Singaporean business development executive Joshua Sum, 27, who is based in Hong Kong, says: "Singapore doesn't have street food. In Hong Kong, you still can stand by the roadside and eat. People buy street snacks and stand around to eat out of styrofoam boxes, and stretch out to the stall counter for more condiments. You see something like that only at pasar malams (night markets) in Singapore.

"I wouldn't consider crabs or chwee kueh (steamed rice cakes) street food. It's not a like-for-like comparison that the blogger has done." In the food guide, Koo listed five restaurants specialising in crabs, including Chin Huat Live Seafood Restaurant at Sunset Way and Roland Restaurant at Marine Parade Central.

Other categories in the guide include char kway teow, nasi lemak, laksa and prawn noodles.

Human resources manager Carol Chan, 40, a Hong Kong citizen, says: "Even though it's harder to find street food in Hong Kong now, I still prefer it over Singapore's food.

"The ambience is different, with everyone bustling around you eating egg waffles. It's a pity to know that that is disappearing."

Ms Chan travels to Singapore every year to visit friends and relatives living here, and enjoys eating satay, nasi lemak and curry chicken, among other popular local fare.

For the foodies that SundayLife! spoke to, the biggest point of contention with Koo's opinions was his comment on Singapore's seafood being fresher than Hong Kong's.

Hong Kong-based photographer Michelle Tng, 25, says: "I disagree that seafood-wise, Singapore is fresher. I've eaten plenty of seafood in Hong Kong, not just prepared Cantonese style, even sashimi seems to be much fresher."

Dr Leslie Tay of the blog, 43, says: "I'm not sure that our seafood is necessarily fresher unless Mr Koo went to our wet markets.

"Hong Kong definitely has fresh live seafood."

To preserve local street fare in Hong Kong, Hong Kong food writer Janice Leung hopes that there will be more action taken.

She says: "One of the most important things is for young people to get into the business, learn traditional recipes and respect them.

"Governments need to actively assist with the continuation of street food culture, or at least avoid measures that will directly lead to its demise."

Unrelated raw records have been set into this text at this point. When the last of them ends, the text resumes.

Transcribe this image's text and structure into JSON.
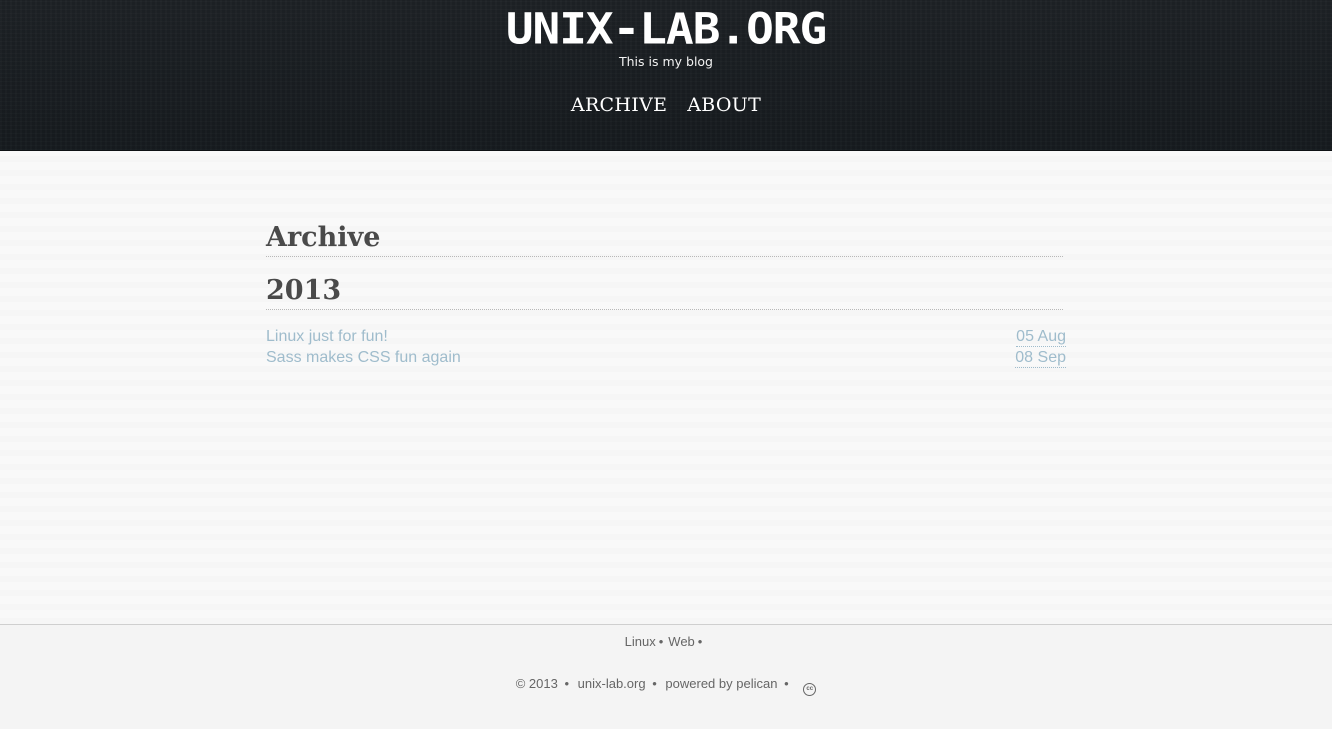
{
  "header": {
    "logo": "UNIX-LAB.ORG",
    "tagline": "This is my blog",
    "nav": [
      {
        "label": "ARCHIVE"
      },
      {
        "label": "ABOUT"
      }
    ]
  },
  "main": {
    "title": "Archive",
    "years": [
      {
        "year": "2013",
        "posts": [
          {
            "title": "Linux just for fun!",
            "date": "05 Aug"
          },
          {
            "title": "Sass makes CSS fun again",
            "date": "08 Sep"
          }
        ]
      }
    ]
  },
  "footer": {
    "categories": [
      {
        "label": "Linux"
      },
      {
        "label": "Web"
      }
    ],
    "bullet": "•",
    "copyright": "© 2013",
    "site": "unix-lab.org",
    "powered_by": "powered by",
    "engine": "pelican",
    "cc_icon": "creative-commons-icon",
    "cc_glyph": "cc"
  },
  "colors": {
    "header_bg": "#1a1e22",
    "link": "#9fbccc",
    "heading": "#4a4a4a",
    "footer_text": "#666666"
  }
}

The 64-page food guide features 58 eateries recommended by Koo. While many are fairly well-known to Singaporeans, the following five stalls may not be as familiar.

Da Po Curry Chicken Noodle 
Where: Golden Mile Food Centre, 505 Beach Road, B1-53 
Open: 11am to 9.30pm daily 
What: Try the signature curry chicken noodles, which is served in a tasty gravy that is not too heavy or oily, and topped with tender chicken. Add its homemade sambal for an extra fiery kick. The stall also sells chicken rice and laksa.

Keng Wah Sung Cafe
Where: 783 Geylang Road
Open: 6am to midnight daily
What: Regardless of the time of day, diners flock to this coffee shop for their fix of aromatic black coffee and crispy kaya toast. For a full meal, tuck into its nasi lemak instead.

Heap Seng Leong
Where: Block 10 North Bridge Road, 01-5109 
Open: 4am to 8pm daily 
What: For a simple and delicious breakfast, head to this old-school coffee shop for steamed bread with thick butter and kaya, or kaya toast - complete with a cup of rich coffee.

D'Authentic Nasi Lemak
Where: Marine Parade Central Market and Food Centre. Block 84 Marine Parade Central 
Open: 7am to 3pm daily 
What: The stall serves fragrant nasi lemak, where the rice is cooked in fresh coconut milk. While a variety of ingredients is available, Koo recommends the sambal squid. Food sells out quickly so it is best to go early.

Shi Xiang Satay
Where: Chinatown Complex, Block 335 Smith Street, 02-079
Open: 4 to 9pm, closed on Wednesdays and Thursdays
What: The skewered pork, which has crispy charred bits, is moist and tender with bits of lard. The flavourful peanut gravy is topped with minced pineapple for a slightly sweet flavour.